Whitey is a shy girl. She's unsure of strange people... especially men.
Who can blame her, really?
Whitey was supposed to go "to camp" and hang out somewhere else so she could learn that the world is not as scary as she thinks, but they can't take her for a little while yet. I said I would be happy to have her come hang out with us. After all, dogs who aren't so sure about the big scary world have come to be my specialty. I just really like working with them. It's as good for me as it is for them in many ways.
So, when we left Minnesota, Whitey came with us.
Whitey got her name because she is registered as "(Kennel Name) Executive Digs". The whole litter has the word "Executive" in their name.
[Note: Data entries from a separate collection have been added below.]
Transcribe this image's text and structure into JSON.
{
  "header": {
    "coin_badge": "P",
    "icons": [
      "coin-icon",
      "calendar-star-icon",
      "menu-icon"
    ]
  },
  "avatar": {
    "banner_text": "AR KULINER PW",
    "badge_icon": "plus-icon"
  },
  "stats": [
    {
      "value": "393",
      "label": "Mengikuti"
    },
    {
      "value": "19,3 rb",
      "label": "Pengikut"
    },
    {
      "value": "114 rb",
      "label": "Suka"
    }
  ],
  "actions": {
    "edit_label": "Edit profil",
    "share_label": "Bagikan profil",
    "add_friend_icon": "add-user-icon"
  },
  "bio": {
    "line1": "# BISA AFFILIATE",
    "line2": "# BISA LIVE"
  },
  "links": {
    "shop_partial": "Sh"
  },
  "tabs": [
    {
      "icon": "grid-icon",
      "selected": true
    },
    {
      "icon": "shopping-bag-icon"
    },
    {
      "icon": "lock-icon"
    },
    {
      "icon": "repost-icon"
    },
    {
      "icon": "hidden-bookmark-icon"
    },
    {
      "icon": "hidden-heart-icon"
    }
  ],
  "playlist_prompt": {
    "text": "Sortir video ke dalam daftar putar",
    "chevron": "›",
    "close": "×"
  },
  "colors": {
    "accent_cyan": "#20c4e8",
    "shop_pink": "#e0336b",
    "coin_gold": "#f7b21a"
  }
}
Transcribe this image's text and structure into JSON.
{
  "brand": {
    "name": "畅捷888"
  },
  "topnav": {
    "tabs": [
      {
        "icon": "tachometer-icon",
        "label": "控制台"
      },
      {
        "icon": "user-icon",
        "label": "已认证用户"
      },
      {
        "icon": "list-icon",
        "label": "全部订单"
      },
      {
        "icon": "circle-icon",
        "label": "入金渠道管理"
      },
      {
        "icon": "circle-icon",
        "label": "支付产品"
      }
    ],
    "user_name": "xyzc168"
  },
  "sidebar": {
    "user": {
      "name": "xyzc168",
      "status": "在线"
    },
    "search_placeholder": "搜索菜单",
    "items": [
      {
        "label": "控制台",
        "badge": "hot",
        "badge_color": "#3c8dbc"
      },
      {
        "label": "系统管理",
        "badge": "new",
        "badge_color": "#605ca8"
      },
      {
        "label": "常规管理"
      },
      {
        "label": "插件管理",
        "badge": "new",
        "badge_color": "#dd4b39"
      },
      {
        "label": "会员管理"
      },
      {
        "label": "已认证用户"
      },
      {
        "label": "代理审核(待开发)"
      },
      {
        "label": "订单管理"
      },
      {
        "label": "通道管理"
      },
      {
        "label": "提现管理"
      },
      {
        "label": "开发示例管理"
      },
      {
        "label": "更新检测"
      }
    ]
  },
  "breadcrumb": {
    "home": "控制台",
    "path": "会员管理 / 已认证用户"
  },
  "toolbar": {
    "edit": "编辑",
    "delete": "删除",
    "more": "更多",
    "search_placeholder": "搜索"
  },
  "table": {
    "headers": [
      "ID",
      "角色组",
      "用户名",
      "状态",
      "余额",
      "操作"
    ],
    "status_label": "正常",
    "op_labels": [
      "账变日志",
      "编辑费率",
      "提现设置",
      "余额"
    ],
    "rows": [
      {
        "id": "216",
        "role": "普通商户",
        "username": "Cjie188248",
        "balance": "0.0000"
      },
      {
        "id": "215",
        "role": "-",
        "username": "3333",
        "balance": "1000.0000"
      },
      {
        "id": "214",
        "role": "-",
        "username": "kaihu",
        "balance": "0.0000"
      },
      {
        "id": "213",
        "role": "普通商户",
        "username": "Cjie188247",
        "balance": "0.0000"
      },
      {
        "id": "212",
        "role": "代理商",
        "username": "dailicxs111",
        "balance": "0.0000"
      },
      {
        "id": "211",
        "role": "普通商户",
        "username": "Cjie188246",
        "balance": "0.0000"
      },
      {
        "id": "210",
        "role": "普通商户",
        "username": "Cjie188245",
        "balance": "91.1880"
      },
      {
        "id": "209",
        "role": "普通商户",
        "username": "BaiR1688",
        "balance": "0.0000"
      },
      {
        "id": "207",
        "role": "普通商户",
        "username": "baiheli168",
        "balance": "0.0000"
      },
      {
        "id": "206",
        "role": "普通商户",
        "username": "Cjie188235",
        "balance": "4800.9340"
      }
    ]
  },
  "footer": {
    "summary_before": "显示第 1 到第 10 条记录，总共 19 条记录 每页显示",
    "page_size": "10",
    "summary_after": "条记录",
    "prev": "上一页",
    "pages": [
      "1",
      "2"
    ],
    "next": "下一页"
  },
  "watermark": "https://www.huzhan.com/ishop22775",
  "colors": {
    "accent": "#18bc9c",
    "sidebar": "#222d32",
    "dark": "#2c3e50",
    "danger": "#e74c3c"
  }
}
For Whitey, Executive Digs = White House, hence "Whitey".
Her sister is "(Kennel Name) Executive Action" and goes by Monica. I'll let you put that one together yourself. :o)
At first, when we got home, there was some less than acceptable behavior exhibited by the king of the house. He and I had a serious "talk" about it. For some reason, the "talk" didn't really get through to him, though.
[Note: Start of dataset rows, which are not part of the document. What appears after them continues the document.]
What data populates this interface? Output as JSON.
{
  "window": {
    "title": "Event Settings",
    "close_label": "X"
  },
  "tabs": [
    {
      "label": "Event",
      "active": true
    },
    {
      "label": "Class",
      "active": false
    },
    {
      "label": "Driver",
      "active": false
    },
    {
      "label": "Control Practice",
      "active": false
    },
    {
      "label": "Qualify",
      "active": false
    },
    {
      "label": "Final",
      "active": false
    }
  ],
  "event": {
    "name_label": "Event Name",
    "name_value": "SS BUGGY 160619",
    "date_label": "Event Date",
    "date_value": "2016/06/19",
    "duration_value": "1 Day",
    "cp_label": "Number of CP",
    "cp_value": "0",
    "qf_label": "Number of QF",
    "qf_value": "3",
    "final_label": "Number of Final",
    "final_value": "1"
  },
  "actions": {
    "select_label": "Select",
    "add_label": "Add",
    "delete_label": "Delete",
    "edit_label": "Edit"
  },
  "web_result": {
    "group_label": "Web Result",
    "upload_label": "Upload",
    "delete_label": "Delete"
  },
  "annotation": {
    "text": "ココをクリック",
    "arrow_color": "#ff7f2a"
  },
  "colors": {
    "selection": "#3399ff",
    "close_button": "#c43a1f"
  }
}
Because Bailey is older and I know it is hard for him to accept some aspects of change in his life, I cut him a lot of slack whenever I can. This is not one of those cases.
I would never bring an adult male into the house to challenge him, but Whitey is a young submissive female who has not (and will not) posed any challenge to him whatsoever. It is completely unacceptable for him to be nasty to her.
So, yesterday morning, when he decided to cross the line again, I grabbed him and put him in the crate while we (Whitey, Lilly, and I) played outside. He was mad, very mad. He attempted to throw a fit - we ignored him. This is not something I would necessarily suggest for every dog (especially for a dog who doesn't like to be crated since it is essentially being used as a sort of punishment) but it was just the ticket for this situation. It became very clear to King Bailey that if he crosses the line, I will be very angry and he will be put in jail while we play without him.
It has not happened since.
Whitey has a very nervous personality. She has a tendency to get herself worked up and build on her own fear (or at least that's what I've observed so far). Below, she has heard a noise in the hallway which caused her to stare at the front door, pace, and stare at the door some more.
I have found, just as in other cases like her (including with the king himself), that basic obedience is an essential key to breaking negative focus. By asking something of her, I can not only break her buildup of nervous energy, but by adding a happy calm voice (and engaging other dogs who are not in any way concerned about the sound she heard) I can show her that there's nothing to be concerned about. "Watch Me Drills" can be good for this as well, depending on the situation.
It can be a long process (and one that usually results in treat containers being strategically placed about the house) but it can also be extremely effective.
By the end of the king's "obedience career" I was actually able to work him though mild thunder storms (which completely terrify him) when we went to obedience class.
Today, we took a trip to the pet food store and to the vet to pick up Bailey's medicine. She did extremely well at both. (I decided not to have anybody actually approach her just yet, but she did hold her ground and look at a number of men at the pet food store without any panic, which is wonderful.)
One thing's for sure, this girl is incredibly sweet. It's going to be hard for me not to fall in love with her.
Meanwhile, Lilly is STILL exhausted from our long weekend at the dog show. There have been 4 places you can find her since we got home Sunday evening: Asleep on the couch, outside going potty (or curled up in a hole going right back to sleep instead of going potty), on her mat eating, or asleep on my bed.